Nomura Holdings <8604.T>, Japan's largest investment bank, posted its fourth straight quarterly profit on Monday as an upswing in its fixed income operations helped it counter weak equity markets and the fallout from an insider trading probe.
Nomura, whose top competitor in Japan is Daiwa Securities Group <8601.T>, reported a net profit of 2.81 billion yen (21.9 million pounds) for the July-September second quarter, against a loss of 46.09 billion yen in the same period last year. The consensus of eight analysts was for a profit of 5.7 billion yen.
Nomura's results were supported by an upswing in bond trading and other fixed income products, a major factor boosting quarterly earnings at U.S. banks including Morgan Stanley and JP Morgan Chase & Co .
That helped offset the drag from Japan's sluggish stock market. The benchmark Nikkei average <.N225> fell 1.5 percent during July-September, while turnover on the first section of the Tokyo Stock Exchange slumped 12 percent from April-June.
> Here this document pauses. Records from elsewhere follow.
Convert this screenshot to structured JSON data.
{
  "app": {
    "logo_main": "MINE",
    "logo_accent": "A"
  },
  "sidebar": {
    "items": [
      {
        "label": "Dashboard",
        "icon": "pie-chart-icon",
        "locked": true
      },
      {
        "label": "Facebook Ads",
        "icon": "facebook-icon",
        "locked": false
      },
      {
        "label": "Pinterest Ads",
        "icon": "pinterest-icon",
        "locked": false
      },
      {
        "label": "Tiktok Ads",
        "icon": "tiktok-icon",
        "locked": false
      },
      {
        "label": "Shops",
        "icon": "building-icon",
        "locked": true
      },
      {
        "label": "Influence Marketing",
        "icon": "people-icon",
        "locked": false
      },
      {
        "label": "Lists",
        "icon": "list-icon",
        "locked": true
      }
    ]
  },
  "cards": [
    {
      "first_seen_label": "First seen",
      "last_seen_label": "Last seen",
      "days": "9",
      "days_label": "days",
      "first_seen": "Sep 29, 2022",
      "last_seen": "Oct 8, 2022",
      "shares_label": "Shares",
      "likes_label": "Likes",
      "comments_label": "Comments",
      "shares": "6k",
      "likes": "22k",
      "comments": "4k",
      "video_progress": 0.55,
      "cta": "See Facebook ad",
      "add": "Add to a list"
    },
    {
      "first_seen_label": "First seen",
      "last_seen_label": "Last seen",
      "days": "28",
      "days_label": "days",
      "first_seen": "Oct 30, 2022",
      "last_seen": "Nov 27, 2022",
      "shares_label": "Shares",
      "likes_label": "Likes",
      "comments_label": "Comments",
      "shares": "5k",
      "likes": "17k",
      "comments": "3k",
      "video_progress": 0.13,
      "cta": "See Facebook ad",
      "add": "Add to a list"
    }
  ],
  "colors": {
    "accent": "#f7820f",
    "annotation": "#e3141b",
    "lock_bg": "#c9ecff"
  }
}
Nomura also lost underwriting business due to an insider trading scandal that triggered a shake-up of top management. In the most high-profile case, it was relegated to a more junior role on the $8.5 billion (5.2 billion pounds) initial public offering of Japan Airlines <9201.T>, the world's second-largest IPO of 2012.
Following a review under newly appointed Chief Executive Koji Nagai, the company announced plans in late August to chop an additional $1 billion in costs in the second major restructuring since it embarked on an overseas expansion through the acquisition of parts of Lehman Brothers in 2008.
(Reporting by Nathan Layne; Editing by Neil Fullick)